Work request: In the data below, locate each line with the word "урона" and list it.

Data for the task:
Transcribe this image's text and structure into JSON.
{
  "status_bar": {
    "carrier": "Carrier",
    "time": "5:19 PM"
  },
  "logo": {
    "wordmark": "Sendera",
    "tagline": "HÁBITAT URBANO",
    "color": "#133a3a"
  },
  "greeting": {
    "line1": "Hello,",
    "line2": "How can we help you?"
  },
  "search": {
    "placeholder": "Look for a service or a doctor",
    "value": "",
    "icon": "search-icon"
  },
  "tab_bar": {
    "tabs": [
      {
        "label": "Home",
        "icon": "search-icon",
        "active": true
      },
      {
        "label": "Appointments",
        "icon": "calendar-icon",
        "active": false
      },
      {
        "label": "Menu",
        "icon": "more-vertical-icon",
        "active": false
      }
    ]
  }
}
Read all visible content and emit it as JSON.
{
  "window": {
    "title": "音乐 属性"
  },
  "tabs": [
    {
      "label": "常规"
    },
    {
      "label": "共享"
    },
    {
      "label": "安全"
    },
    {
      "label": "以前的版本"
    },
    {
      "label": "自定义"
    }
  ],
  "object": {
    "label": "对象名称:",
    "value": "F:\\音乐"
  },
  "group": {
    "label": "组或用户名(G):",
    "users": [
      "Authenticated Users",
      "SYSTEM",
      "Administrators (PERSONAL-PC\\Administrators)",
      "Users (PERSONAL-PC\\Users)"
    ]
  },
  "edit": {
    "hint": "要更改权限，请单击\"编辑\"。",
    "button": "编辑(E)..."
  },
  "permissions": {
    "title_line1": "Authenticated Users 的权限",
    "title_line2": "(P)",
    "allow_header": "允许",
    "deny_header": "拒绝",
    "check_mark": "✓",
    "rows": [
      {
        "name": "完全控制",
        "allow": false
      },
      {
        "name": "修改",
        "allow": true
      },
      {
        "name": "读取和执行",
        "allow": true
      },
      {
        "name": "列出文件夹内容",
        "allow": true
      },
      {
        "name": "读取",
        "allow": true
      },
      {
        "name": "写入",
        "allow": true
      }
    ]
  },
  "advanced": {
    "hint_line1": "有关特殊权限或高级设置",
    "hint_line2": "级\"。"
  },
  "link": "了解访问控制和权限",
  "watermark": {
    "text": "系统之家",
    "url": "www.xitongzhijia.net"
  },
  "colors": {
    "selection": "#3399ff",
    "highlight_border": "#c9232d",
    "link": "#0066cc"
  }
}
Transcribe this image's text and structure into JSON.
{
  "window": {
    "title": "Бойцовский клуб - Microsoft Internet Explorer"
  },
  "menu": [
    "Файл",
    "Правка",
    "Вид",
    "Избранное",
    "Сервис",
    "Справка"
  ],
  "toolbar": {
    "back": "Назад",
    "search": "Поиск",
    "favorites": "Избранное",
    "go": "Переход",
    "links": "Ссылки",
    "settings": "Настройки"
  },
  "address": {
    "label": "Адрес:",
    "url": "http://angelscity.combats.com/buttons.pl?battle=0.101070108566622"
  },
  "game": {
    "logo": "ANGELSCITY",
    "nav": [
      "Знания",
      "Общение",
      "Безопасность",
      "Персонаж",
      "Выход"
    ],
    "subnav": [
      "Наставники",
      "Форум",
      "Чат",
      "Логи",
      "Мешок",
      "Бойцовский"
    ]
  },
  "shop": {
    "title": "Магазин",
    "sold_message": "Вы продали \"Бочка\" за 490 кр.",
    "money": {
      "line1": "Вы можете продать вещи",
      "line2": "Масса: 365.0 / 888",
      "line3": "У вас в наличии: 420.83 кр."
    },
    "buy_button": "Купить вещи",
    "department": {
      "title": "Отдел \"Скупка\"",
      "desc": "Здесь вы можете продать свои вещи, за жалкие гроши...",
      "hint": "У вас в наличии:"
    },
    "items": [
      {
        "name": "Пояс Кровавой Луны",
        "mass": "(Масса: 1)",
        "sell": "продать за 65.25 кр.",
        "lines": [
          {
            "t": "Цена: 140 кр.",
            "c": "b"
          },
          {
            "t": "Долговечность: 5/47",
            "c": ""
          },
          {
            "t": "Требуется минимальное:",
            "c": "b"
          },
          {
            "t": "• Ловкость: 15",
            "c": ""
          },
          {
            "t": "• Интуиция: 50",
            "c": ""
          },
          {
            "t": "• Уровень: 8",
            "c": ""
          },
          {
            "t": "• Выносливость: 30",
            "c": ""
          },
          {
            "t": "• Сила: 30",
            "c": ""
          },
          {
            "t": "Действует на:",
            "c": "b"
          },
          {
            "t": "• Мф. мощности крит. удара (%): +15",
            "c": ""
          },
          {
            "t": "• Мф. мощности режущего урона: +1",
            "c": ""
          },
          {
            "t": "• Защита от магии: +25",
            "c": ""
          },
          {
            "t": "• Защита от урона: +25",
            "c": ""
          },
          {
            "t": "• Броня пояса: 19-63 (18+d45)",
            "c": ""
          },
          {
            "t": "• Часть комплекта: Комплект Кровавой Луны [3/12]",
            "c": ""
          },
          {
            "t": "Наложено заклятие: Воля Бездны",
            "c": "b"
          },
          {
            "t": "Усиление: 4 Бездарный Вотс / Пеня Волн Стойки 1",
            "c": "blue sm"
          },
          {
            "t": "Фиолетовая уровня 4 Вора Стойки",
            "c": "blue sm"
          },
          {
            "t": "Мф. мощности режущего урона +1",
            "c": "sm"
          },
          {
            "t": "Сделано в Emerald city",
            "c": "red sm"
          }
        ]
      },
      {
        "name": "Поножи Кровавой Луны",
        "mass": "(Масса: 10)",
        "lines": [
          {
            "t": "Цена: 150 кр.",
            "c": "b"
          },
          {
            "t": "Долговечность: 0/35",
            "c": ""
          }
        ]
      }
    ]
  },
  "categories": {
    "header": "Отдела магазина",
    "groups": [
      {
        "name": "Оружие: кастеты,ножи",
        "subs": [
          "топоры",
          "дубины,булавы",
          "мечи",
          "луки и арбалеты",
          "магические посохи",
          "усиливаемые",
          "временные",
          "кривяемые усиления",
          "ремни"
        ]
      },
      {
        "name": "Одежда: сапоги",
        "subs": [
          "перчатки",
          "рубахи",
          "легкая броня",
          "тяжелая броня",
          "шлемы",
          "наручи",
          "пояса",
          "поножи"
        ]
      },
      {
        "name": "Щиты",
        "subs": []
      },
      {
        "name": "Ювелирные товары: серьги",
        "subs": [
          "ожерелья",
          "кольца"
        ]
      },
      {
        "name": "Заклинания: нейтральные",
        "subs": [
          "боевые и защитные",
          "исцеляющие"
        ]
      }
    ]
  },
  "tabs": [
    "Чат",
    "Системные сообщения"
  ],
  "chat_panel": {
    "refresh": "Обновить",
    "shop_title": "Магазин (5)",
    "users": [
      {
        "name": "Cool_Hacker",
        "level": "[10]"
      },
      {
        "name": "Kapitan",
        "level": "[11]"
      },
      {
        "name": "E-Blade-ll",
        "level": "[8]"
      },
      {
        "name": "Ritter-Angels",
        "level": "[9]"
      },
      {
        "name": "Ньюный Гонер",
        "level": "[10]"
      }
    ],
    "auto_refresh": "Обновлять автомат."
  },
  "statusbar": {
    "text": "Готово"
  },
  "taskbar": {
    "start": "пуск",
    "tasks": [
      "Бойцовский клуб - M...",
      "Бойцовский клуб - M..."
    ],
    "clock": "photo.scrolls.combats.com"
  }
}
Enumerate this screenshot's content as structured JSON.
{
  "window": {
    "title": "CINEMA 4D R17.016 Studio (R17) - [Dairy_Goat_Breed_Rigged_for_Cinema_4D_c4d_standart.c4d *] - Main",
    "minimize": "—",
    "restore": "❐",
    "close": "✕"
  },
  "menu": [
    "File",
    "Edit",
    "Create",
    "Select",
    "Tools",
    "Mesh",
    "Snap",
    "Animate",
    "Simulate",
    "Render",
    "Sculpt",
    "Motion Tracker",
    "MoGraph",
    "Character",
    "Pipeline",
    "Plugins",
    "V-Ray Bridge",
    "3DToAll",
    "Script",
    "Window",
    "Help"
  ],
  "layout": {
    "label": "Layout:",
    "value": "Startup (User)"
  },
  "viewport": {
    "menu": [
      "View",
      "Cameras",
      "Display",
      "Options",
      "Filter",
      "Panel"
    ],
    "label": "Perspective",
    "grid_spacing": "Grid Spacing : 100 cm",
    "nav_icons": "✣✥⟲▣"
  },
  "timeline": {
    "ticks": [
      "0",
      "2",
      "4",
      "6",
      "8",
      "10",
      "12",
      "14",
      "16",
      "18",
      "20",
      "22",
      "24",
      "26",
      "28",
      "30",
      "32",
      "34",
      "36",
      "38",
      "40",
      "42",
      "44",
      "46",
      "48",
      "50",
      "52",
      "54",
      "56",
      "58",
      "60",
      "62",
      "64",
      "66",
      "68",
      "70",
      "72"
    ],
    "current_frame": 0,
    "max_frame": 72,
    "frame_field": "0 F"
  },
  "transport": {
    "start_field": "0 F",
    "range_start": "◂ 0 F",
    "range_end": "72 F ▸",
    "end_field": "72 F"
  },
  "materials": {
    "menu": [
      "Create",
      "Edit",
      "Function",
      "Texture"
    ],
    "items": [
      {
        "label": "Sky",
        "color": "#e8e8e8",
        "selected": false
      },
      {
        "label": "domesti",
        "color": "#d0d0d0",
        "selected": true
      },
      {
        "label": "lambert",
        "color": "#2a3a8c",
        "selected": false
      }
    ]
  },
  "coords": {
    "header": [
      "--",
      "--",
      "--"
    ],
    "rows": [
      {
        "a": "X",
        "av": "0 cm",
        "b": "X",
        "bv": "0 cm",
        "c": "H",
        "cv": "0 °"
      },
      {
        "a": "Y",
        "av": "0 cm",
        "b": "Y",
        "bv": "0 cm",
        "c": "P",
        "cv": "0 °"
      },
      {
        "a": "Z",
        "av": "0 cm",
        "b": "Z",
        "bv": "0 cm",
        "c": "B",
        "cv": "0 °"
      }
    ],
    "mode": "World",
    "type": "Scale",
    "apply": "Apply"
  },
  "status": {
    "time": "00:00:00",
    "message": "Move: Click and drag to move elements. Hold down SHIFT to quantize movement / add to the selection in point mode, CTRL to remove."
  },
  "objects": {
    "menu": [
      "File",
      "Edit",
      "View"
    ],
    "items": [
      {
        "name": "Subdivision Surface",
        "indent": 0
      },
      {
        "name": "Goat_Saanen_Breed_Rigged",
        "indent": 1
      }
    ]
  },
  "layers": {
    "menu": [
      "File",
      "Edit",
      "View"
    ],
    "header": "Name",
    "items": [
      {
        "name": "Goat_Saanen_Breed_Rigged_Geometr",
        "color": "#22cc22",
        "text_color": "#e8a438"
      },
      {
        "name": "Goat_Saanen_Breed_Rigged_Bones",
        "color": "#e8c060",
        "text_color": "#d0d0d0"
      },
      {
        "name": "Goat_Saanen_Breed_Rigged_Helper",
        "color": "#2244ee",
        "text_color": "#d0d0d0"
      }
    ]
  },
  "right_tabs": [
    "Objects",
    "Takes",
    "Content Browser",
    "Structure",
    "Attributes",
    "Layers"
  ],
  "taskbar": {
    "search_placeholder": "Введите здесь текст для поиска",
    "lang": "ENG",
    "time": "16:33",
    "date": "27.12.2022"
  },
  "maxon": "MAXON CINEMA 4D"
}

Response for this exercise:
            "t": "• Мф. мощности режущего урона: +1",
            "t": "• Защита от урона: +25",
            "t": "Мф. мощности режущего урона +1",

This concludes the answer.